*** SOURCE DATA Section Begins ***
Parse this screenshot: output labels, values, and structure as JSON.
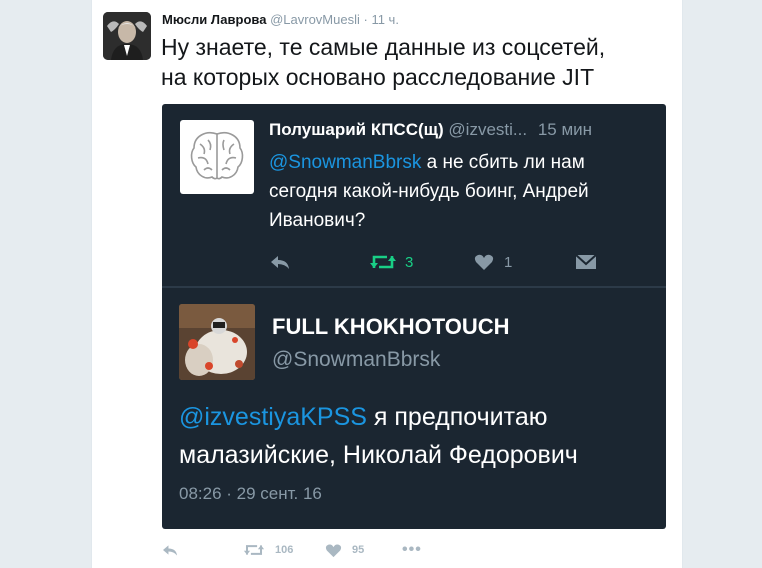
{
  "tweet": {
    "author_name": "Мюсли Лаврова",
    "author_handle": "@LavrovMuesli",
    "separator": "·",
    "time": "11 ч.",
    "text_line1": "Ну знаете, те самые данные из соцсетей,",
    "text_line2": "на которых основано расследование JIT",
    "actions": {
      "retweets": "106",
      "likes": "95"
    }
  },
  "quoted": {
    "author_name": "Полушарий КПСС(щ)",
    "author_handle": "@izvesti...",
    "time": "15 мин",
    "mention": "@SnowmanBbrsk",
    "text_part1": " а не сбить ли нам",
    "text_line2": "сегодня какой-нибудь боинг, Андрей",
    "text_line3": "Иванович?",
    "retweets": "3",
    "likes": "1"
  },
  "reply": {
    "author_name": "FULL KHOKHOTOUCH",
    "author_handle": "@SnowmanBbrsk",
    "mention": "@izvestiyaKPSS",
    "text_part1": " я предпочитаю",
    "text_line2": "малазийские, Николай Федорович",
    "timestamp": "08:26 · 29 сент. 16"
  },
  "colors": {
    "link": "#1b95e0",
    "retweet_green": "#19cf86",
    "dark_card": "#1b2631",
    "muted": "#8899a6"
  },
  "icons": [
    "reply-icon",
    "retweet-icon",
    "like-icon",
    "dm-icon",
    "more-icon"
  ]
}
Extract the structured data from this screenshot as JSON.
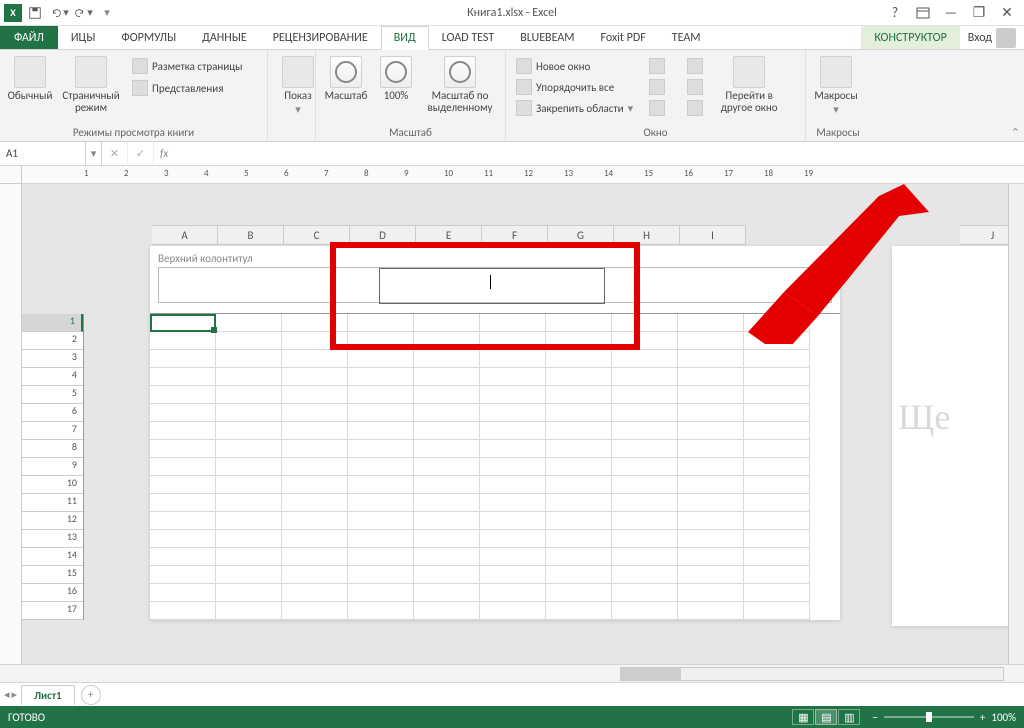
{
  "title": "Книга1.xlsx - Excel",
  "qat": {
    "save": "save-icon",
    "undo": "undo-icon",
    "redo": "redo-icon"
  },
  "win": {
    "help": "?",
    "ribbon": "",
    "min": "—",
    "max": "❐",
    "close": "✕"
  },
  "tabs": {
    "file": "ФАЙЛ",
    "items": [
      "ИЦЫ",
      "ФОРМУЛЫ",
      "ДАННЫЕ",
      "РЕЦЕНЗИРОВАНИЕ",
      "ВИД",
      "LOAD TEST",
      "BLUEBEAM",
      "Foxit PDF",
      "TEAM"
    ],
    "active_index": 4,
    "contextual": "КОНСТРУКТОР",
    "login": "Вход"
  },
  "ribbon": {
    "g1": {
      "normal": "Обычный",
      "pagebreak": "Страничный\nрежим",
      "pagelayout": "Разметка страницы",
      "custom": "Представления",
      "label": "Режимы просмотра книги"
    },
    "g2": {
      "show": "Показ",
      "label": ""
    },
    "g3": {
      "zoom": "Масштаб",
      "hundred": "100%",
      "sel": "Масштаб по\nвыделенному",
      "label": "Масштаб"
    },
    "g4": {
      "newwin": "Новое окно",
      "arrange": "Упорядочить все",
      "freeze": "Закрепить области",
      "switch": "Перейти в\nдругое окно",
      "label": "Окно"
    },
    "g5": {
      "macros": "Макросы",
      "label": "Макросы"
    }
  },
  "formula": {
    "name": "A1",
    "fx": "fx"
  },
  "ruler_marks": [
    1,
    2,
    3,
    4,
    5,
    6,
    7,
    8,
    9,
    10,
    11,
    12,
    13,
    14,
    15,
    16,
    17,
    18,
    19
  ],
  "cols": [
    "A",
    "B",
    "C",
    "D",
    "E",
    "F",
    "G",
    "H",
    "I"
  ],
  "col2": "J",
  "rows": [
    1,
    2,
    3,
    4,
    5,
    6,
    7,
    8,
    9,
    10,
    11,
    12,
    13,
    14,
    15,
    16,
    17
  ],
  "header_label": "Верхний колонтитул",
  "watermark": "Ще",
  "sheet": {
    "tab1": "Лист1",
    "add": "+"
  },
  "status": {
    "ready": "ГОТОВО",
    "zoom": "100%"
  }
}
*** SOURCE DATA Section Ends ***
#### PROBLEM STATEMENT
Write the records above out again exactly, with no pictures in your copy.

#### ANSWER FOR THIS EXERCISE
Parse this screenshot: output labels, values, and structure as JSON.
{
  "tweet": {
    "author_name": "Мюсли Лаврова",
    "author_handle": "@LavrovMuesli",
    "separator": "·",
    "time": "11 ч.",
    "text_line1": "Ну знаете, те самые данные из соцсетей,",
    "text_line2": "на которых основано расследование JIT",
    "actions": {
      "retweets": "106",
      "likes": "95"
    }
  },
  "quoted": {
    "author_name": "Полушарий КПСС(щ)",
    "author_handle": "@izvesti...",
    "time": "15 мин",
    "mention": "@SnowmanBbrsk",
    "text_part1": " а не сбить ли нам",
    "text_line2": "сегодня какой-нибудь боинг, Андрей",
    "text_line3": "Иванович?",
    "retweets": "3",
    "likes": "1"
  },
  "reply": {
    "author_name": "FULL KHOKHOTOUCH",
    "author_handle": "@SnowmanBbrsk",
    "mention": "@izvestiyaKPSS",
    "text_part1": " я предпочитаю",
    "text_line2": "малазийские, Николай Федорович",
    "timestamp": "08:26 · 29 сент. 16"
  },
  "colors": {
    "link": "#1b95e0",
    "retweet_green": "#19cf86",
    "dark_card": "#1b2631",
    "muted": "#8899a6"
  },
  "icons": [
    "reply-icon",
    "retweet-icon",
    "like-icon",
    "dm-icon",
    "more-icon"
  ]
}
Extract the structured data from this screenshot as JSON.
{
  "title": "Книга1.xlsx - Excel",
  "qat": {
    "save": "save-icon",
    "undo": "undo-icon",
    "redo": "redo-icon"
  },
  "win": {
    "help": "?",
    "ribbon": "",
    "min": "—",
    "max": "❐",
    "close": "✕"
  },
  "tabs": {
    "file": "ФАЙЛ",
    "items": [
      "ИЦЫ",
      "ФОРМУЛЫ",
      "ДАННЫЕ",
      "РЕЦЕНЗИРОВАНИЕ",
      "ВИД",
      "LOAD TEST",
      "BLUEBEAM",
      "Foxit PDF",
      "TEAM"
    ],
    "active_index": 4,
    "contextual": "КОНСТРУКТОР",
    "login": "Вход"
  },
  "ribbon": {
    "g1": {
      "normal": "Обычный",
      "pagebreak": "Страничный\nрежим",
      "pagelayout": "Разметка страницы",
      "custom": "Представления",
      "label": "Режимы просмотра книги"
    },
    "g2": {
      "show": "Показ",
      "label": ""
    },
    "g3": {
      "zoom": "Масштаб",
      "hundred": "100%",
      "sel": "Масштаб по\nвыделенному",
      "label": "Масштаб"
    },
    "g4": {
      "newwin": "Новое окно",
      "arrange": "Упорядочить все",
      "freeze": "Закрепить области",
      "switch": "Перейти в\nдругое окно",
      "label": "Окно"
    },
    "g5": {
      "macros": "Макросы",
      "label": "Макросы"
    }
  },
  "formula": {
    "name": "A1",
    "fx": "fx"
  },
  "ruler_marks": [
    1,
    2,
    3,
    4,
    5,
    6,
    7,
    8,
    9,
    10,
    11,
    12,
    13,
    14,
    15,
    16,
    17,
    18,
    19
  ],
  "cols": [
    "A",
    "B",
    "C",
    "D",
    "E",
    "F",
    "G",
    "H",
    "I"
  ],
  "col2": "J",
  "rows": [
    1,
    2,
    3,
    4,
    5,
    6,
    7,
    8,
    9,
    10,
    11,
    12,
    13,
    14,
    15,
    16,
    17
  ],
  "header_label": "Верхний колонтитул",
  "watermark": "Ще",
  "sheet": {
    "tab1": "Лист1",
    "add": "+"
  },
  "status": {
    "ready": "ГОТОВО",
    "zoom": "100%"
  }
}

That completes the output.